Value for the Dollar
Americans have looked at health care as something for which we'll pay any price-anyone should be able to have the best medical care available to save their lives. Recent moves to publish health care report cards online have come under attack as giving inaccurate pictures of the health care provided by various institutions or for trying to quantify the unquantifiable. Do you think hospitals and other health care providers can be held accountable through means such as online report cards? If not, how else can we be sure that we are getting value for dollar in an era where health care costs are soaring as a percentage of GDP? Conklin: We believe in transparency and so have been publishing our quality and performance information for quite some time and making it available on our Web site (www.christushealth.org). So, yes, we do believe that report cards are important. However, as long as the focus remains solely on physicians and acute care and we do not fix the problems with the underlying health care system, this data will only tell part of the story.Temple: I think the idea that we can enforce accountability for clinical excellence via "hospital report cards" is a terrific idea on the face of it and should be encouraged, but there are some real issues with it. For instance, could an insurer who may be creating a "report card" for its members gauge its providers based on providing what it deems to be the most "cost-effective" care versus what the safest care might be deemed to be? Also, even if you get past the notion of possible bias, how do you craft a report card that is robust enough to be useful but not so complex as to be overwhelming to a consumer? Another thing to consider-if you are grading the level of mortality for a given procedure, how would you factor in certain hospitals that get the highest acuity cases and would almost inevitably have higher mortality rates, but really are providing superior care to a much more challenged population? This may be an opportunity for a credible industry panel to be formed with all relevant constituencies represented to come up with a single report card that would be considered to be the "gold standard," and do it in as unbiased a way as possible. So, yes, let's keep going down this road, but remain mindful of the pitfalls that we will certainly encounter.

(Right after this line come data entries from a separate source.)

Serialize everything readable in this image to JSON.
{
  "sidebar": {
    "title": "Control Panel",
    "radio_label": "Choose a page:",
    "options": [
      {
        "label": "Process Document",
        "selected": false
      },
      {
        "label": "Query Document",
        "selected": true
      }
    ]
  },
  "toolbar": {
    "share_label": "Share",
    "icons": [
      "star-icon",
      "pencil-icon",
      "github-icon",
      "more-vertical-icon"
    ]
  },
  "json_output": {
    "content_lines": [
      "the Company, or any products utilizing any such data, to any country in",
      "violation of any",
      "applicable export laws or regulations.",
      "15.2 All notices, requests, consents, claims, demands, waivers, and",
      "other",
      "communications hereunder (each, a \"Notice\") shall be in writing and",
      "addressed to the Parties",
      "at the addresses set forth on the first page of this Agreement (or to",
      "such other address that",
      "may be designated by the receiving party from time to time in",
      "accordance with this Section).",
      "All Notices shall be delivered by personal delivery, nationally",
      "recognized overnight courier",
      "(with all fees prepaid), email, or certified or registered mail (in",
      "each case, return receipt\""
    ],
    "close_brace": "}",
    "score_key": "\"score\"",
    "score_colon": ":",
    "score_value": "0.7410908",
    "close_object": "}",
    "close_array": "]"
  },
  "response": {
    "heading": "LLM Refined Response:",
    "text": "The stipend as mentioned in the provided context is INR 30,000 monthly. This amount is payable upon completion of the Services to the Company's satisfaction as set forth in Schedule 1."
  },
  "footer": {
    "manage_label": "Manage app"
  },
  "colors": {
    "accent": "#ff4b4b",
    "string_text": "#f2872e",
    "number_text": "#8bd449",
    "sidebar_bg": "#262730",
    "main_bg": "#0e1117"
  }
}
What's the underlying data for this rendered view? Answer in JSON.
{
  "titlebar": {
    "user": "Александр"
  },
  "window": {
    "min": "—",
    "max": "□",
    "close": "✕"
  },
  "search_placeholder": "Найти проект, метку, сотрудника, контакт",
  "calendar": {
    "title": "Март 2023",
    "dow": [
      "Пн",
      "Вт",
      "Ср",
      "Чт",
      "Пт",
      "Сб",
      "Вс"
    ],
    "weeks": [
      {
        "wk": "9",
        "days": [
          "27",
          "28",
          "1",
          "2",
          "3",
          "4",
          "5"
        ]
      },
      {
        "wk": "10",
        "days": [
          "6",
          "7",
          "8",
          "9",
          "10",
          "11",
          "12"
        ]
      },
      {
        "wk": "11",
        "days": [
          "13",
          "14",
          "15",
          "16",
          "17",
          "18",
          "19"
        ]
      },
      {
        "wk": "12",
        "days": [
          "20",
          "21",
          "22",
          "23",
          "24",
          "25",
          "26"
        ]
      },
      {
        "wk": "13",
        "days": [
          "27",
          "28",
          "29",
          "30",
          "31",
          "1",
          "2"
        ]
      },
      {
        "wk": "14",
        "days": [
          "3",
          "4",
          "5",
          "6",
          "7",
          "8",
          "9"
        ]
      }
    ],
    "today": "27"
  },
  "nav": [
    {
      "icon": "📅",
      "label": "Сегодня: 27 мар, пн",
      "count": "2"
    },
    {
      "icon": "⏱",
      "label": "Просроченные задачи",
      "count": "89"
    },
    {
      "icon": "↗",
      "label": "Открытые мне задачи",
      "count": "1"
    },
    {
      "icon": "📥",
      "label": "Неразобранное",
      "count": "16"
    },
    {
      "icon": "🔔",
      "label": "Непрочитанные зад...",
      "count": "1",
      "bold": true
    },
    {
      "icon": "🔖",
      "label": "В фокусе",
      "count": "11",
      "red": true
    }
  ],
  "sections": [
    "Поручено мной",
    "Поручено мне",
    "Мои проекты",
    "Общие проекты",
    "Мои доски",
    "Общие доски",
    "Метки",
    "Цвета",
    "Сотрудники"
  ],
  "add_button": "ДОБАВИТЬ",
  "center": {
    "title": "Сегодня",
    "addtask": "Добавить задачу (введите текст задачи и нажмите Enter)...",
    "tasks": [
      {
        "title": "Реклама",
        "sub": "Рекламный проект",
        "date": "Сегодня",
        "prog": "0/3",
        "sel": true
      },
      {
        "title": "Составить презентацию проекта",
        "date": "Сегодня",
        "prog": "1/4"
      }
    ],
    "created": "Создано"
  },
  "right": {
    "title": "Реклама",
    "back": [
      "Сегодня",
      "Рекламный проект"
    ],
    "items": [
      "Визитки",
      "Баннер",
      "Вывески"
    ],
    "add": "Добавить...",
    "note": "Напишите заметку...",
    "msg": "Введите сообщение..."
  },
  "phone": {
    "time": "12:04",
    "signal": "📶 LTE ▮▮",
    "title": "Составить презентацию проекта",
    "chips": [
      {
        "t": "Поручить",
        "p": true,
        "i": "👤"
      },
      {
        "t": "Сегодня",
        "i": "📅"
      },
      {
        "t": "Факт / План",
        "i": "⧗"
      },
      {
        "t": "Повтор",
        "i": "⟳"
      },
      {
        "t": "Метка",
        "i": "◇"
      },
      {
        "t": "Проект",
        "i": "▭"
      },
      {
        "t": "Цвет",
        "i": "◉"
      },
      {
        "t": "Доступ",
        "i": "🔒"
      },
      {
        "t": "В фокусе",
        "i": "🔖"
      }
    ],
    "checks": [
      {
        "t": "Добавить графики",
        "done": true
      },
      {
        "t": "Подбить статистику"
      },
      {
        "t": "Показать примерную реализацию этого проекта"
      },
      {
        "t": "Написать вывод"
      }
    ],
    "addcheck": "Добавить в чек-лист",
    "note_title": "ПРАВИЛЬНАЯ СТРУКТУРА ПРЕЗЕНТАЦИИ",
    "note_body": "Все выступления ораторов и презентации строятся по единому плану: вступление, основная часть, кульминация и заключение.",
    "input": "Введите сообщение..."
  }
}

We need a more rational health care system focused on health and wellness, rather than sickness. And statistics ought to be focused on finding out who does a better job keeping people healthy, versus morbidity and mortality statistics, patient satisfaction, measures of efficiency, etc. Until we tie all these pieces together and develop report cards focused around health and wellness, we will continue down the present, untenable path.